23 guys right now trying to build something.
Q. What are your memories of playing for Tortorella in Phoenix, the
time you were together with him?
JEREMY ROENICK: Yeah, he's a wonderful man, for one thing. He was assistant coach
in Phoenix. He did an unbelievable job of being a grade mediator between the players and the coach. I think that's a very
important thing that an assistant coach has to do is to be able to get along with the players and have a relationship with
them and his personality was one of those that everybody instinctively and immediately was attracted to. So I enjoyed playing
for him, and I still enjoy having a friendship with him. It doesn't surprise me the way he's turned this organization around
on the ice. Really, his attitude all the time in Phoenix was a competitive one, and he's just really taking that to another
level as a head coach. I'm real proud of him.
Q. I know your team has gone through quite a transformation since
the last time these two teams played in February, but talking about the Lightning, they have a multitude of scorers now, what
does that present to the Flyers?
JEREMY ROENICK: Well, I think everybody on our team realizes what we are up against.
We are up against probably one of the best players in the league in St. Louis; we know what kind of challenges he presents.

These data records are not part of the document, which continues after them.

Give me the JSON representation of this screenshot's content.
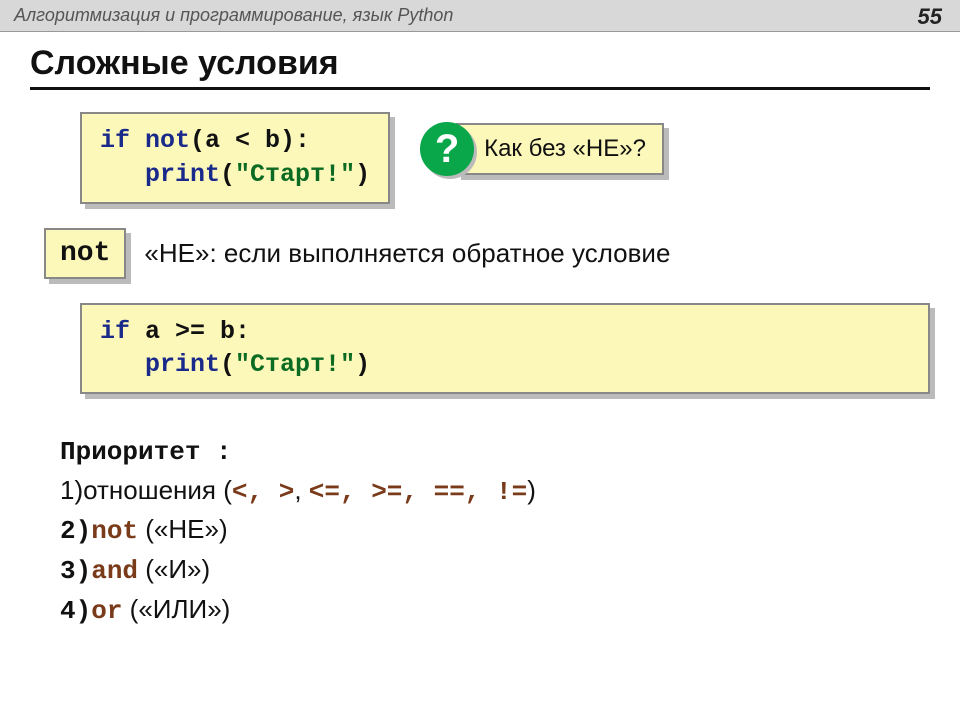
{
  "header": {
    "title": "Алгоритмизация и программирование, язык Python",
    "page": "55"
  },
  "title": "Сложные условия",
  "code1": {
    "l1a": "if",
    "l1b": " not",
    "l1c": "(a < b):",
    "l2a": "   print",
    "l2b": "(",
    "l2c": "\"Старт!\"",
    "l2d": ")"
  },
  "question": {
    "mark": "?",
    "text": "Как без «НЕ»?"
  },
  "notbox": "not",
  "notline": "«НЕ»: если выполняется обратное условие",
  "code2": {
    "l1a": "if",
    "l1b": " a >= b:",
    "l2a": "   print",
    "l2b": "(",
    "l2c": "\"Старт!\"",
    "l2d": ")"
  },
  "priority": {
    "title": "Приоритет :",
    "p1a": "1)отношения (",
    "p1b": "<, >",
    "p1c": ", ",
    "p1d": "<=, >=, ==, !=",
    "p1e": ")",
    "p2a": "2)",
    "p2b": "not",
    "p2c": " («НЕ»)",
    "p3a": "3)",
    "p3b": "and",
    "p3c": " («И»)",
    "p4a": "4)",
    "p4b": "or",
    "p4c": " («ИЛИ»)"
  }
}
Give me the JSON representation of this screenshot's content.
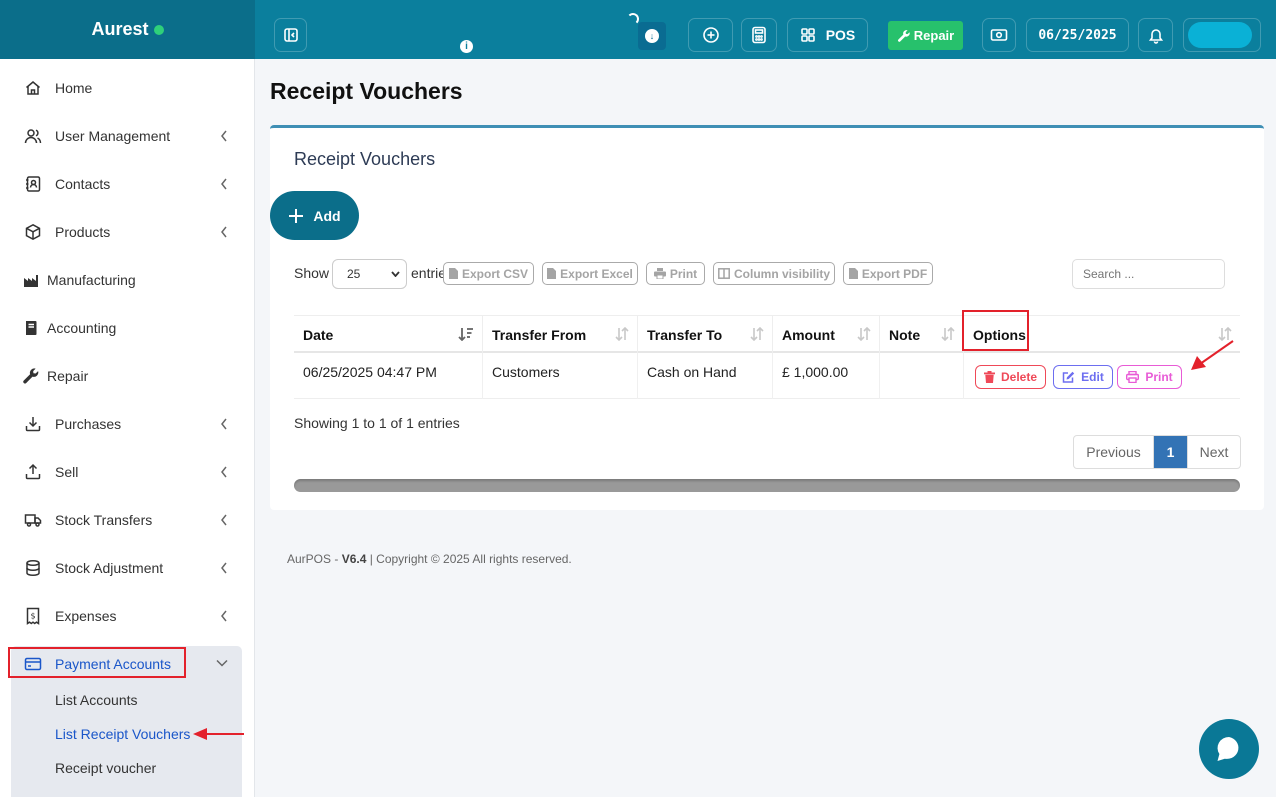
{
  "brand": {
    "name": "Aurest"
  },
  "topbar": {
    "info_glyph": "i",
    "pos_label": "POS",
    "repair_label": "Repair",
    "date": "06/25/2025"
  },
  "sidebar": {
    "items": [
      {
        "label": "Home",
        "icon": "home-icon",
        "chevron": false
      },
      {
        "label": "User Management",
        "icon": "users-icon",
        "chevron": true
      },
      {
        "label": "Contacts",
        "icon": "contacts-icon",
        "chevron": true
      },
      {
        "label": "Products",
        "icon": "box-icon",
        "chevron": true
      },
      {
        "label": "Manufacturing",
        "icon": "factory-icon",
        "chevron": false
      },
      {
        "label": "Accounting",
        "icon": "book-icon",
        "chevron": false
      },
      {
        "label": "Repair",
        "icon": "wrench-icon",
        "chevron": false
      },
      {
        "label": "Purchases",
        "icon": "download-icon",
        "chevron": true
      },
      {
        "label": "Sell",
        "icon": "upload-icon",
        "chevron": true
      },
      {
        "label": "Stock Transfers",
        "icon": "truck-icon",
        "chevron": true
      },
      {
        "label": "Stock Adjustment",
        "icon": "database-icon",
        "chevron": true
      },
      {
        "label": "Expenses",
        "icon": "receipt-icon",
        "chevron": true
      },
      {
        "label": "Payment Accounts",
        "icon": "credit-card-icon",
        "chevron": true,
        "active": true
      }
    ],
    "submenu": [
      {
        "label": "List Accounts"
      },
      {
        "label": "List Receipt Vouchers",
        "active": true
      },
      {
        "label": "Receipt voucher"
      }
    ]
  },
  "page": {
    "title": "Receipt Vouchers",
    "card_title": "Receipt Vouchers",
    "add_label": "Add"
  },
  "table_controls": {
    "show_label": "Show",
    "entries_label": "entries",
    "page_length": "25",
    "export_buttons": [
      "Export CSV",
      "Export Excel",
      "Print",
      "Column visibility",
      "Export PDF"
    ],
    "search_placeholder": "Search ..."
  },
  "table": {
    "columns": [
      "Date",
      "Transfer From",
      "Transfer To",
      "Amount",
      "Note",
      "Options"
    ],
    "rows": [
      {
        "date": "06/25/2025 04:47 PM",
        "from": "Customers",
        "to": "Cash on Hand",
        "amount": "£ 1,000.00",
        "note": ""
      }
    ],
    "row_actions": {
      "delete": "Delete",
      "edit": "Edit",
      "print": "Print"
    }
  },
  "pagination": {
    "info": "Showing 1 to 1 of 1 entries",
    "previous": "Previous",
    "current": "1",
    "next": "Next"
  },
  "footer": {
    "app": "AurPOS - ",
    "version": "V6.4",
    "copyright": " | Copyright © 2025 All rights reserved."
  },
  "colors": {
    "primary": "#0b7f9d",
    "repair": "#27c16c",
    "delete": "#ef4958",
    "edit": "#6d6ef0",
    "print": "#e85bd6",
    "highlight": "#e3212b",
    "active_link": "#1a56c9"
  }
}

Vinny is a confident young kid, extremely talented that. We know we have to play physical against -- we can't let -- I know
we didn't let Modin run around and be a physical impact. And I think with us, we realize what we're up against. We know that
we have to play very structurally sound defensively, but we also feel that as high scorers as they have, we have just as high
scorers. I mean, Zhamnov is one of most talented guys in the world, Recchi is one of the best play-makers, one of the best
scorers in the game, Amonte has been one of best scorers in the game for a long time. I'll put in a puck here and there. And
we have Keith Primeau who has been probably our MVP. So, you know, they have some great players, but our players are just
as good and it's going to be a fun battle.
Q. Talk about your personal superstitions regarding the Cup.
ROENICK: Well, I saw it yesterday on TV and I watched everybody go up and touch it, all the fans go up and touch it. I'm happy
it's down here, to tell you the truth. I'm happy it's in the area here in Tampa, because I don't think that's a good thing.
They had better not bring that Cup to Philadelphia. Just leave it out until we get out and we can actually grab it. But I'm
not touching it and I'm not going to see it until it's right in front of my face and I can get it from my buddy here next
to me. But I like that it's down here in Tampa. I like the way they are thinking right now.
Q. Toronto is called
the toughest building in the world to win in, the carryover, winning a six-game in overtime and coming here for your first
two games, is there a strong carryover?
MARK RECCHI: This is a tough building to play in. It's a tough to play
in even when it's not full. It's going to be jammed. There's a lot of excitement down here. It's definitely going to be a
fun place to play in. I think you've got to take it for what it is. You've got to enjoy it. Toronto, it's a tough place to
play, but it's a fun place to play. It's really enjoyable, you have to take in the atmosphere and really run with it, and
we'll do that tomorrow because it's going to be a tremendous atmosphere. We'll try and obviously settle them down a little
bit, but, you know, we know what we are up against and we'll be ready for it.
Q. Can you follow up on you like
the way the people are thinking here in Tampa and Tampa's thinking, what are you thinking about? What are you saying there?
ROENICK: Well, I just love that the Cup is down here. I love that everybody is running around saying: "Hey, this is where
the Cup is going to stay, this is it, this is where it belongs." Everybody is all excited to see it. We'll be excited to see
it when we win it. Until then, we stay away from it. We're hockey players and we are all superstitious, and that's a superstition
and that's what we believe in. Whether you guys believe it or not, that's your own beliefs.
MARK RECCHI: I don't think
their players want to touch it.
JEREMY ROENICK: I don't think some of their guys are very happy that it's around,